Demi Moore is not just another pretty face in a fragrance ad.
This story first appeared in the November 6, 2009 issue of WWD. Subscribe Today.
That became clear during a brief interview at a reception organized in New York last week by Vanity Fair magazine and L’Oréal to trumpet the beauty giant’s U.S. launch this weekend of its new Helena Rubinstein women’s fragrance, Wanted, for which Moore is both the face and the inspiration.
The fragrance represents Rubinstein’s reentry into the U.S. market after beating a retreat in 2003. The fragrance will be sold exclusively in 674 Macy’s doors across the country.
Moore was signed by Rubinstein in 2004 and has become increasingly involved in its development.

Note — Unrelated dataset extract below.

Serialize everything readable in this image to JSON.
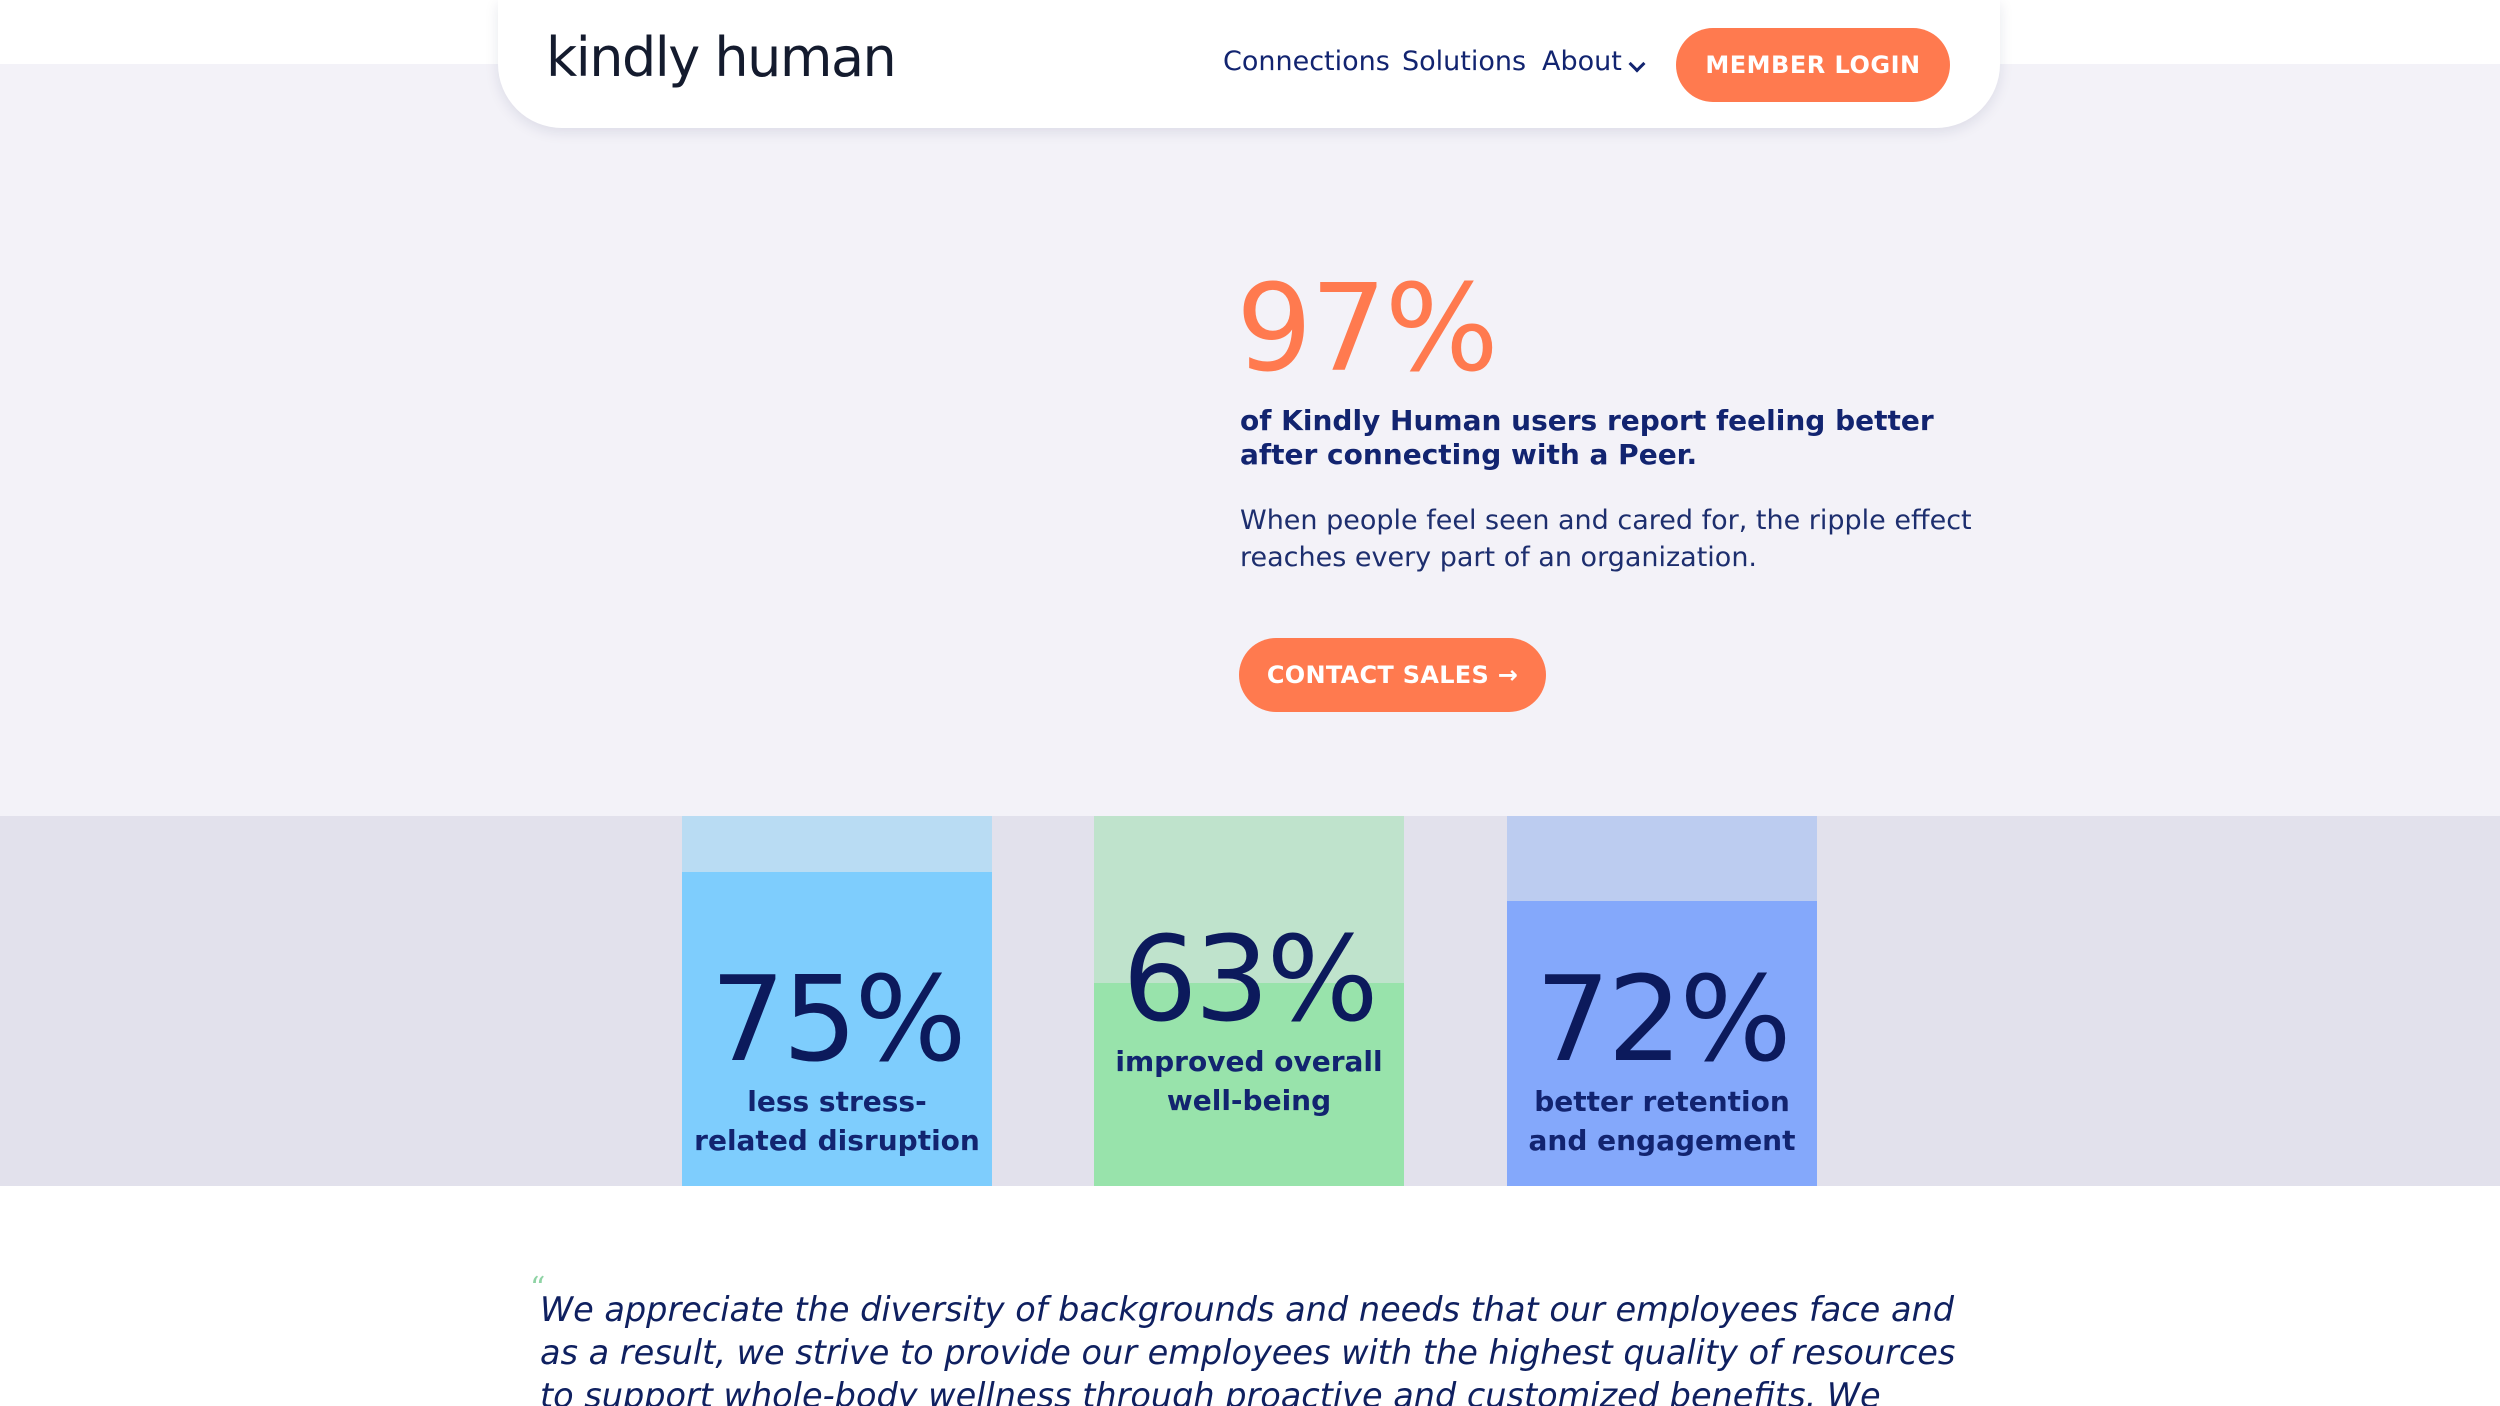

Describing the Wanted launch as “an effort to test the waters,” she noted Rubinstein recruited her while looking for “a way to reinvigorate the [Rubinstein name]. They never really had a face of the brand,” she said.
“Although it is established and really well respected, it clearly didn’t have the same profile of some of the other top brands,” Moore continued, adding, “I feel like I have a greater creative opportunity in working with something where we could really form a true partnership and be really mutually beneficial.”
You May Also Like
Moore noted she is in “very deep and serious conversation” with Rubinstein about “giving me an opportunity to create my own line…that would be relatable and relevant.”
She declined to elaborate. Elisabeth Sandager, president of the brand in Paris, couldn’t be reached for comment. Sources indicate that talks are under way over expanding Moore’s role to make her more of a creative partner.
While Rubinstein is being reintroduced in the U.S., the brand is doing well elsewhere, particularly in Europe. Wanted rolled out in Europe by early September and scored successes, ranking in the top 15 in a number of countries, the top 10 in Holland and Belgium and even number one in some Eastern European markets.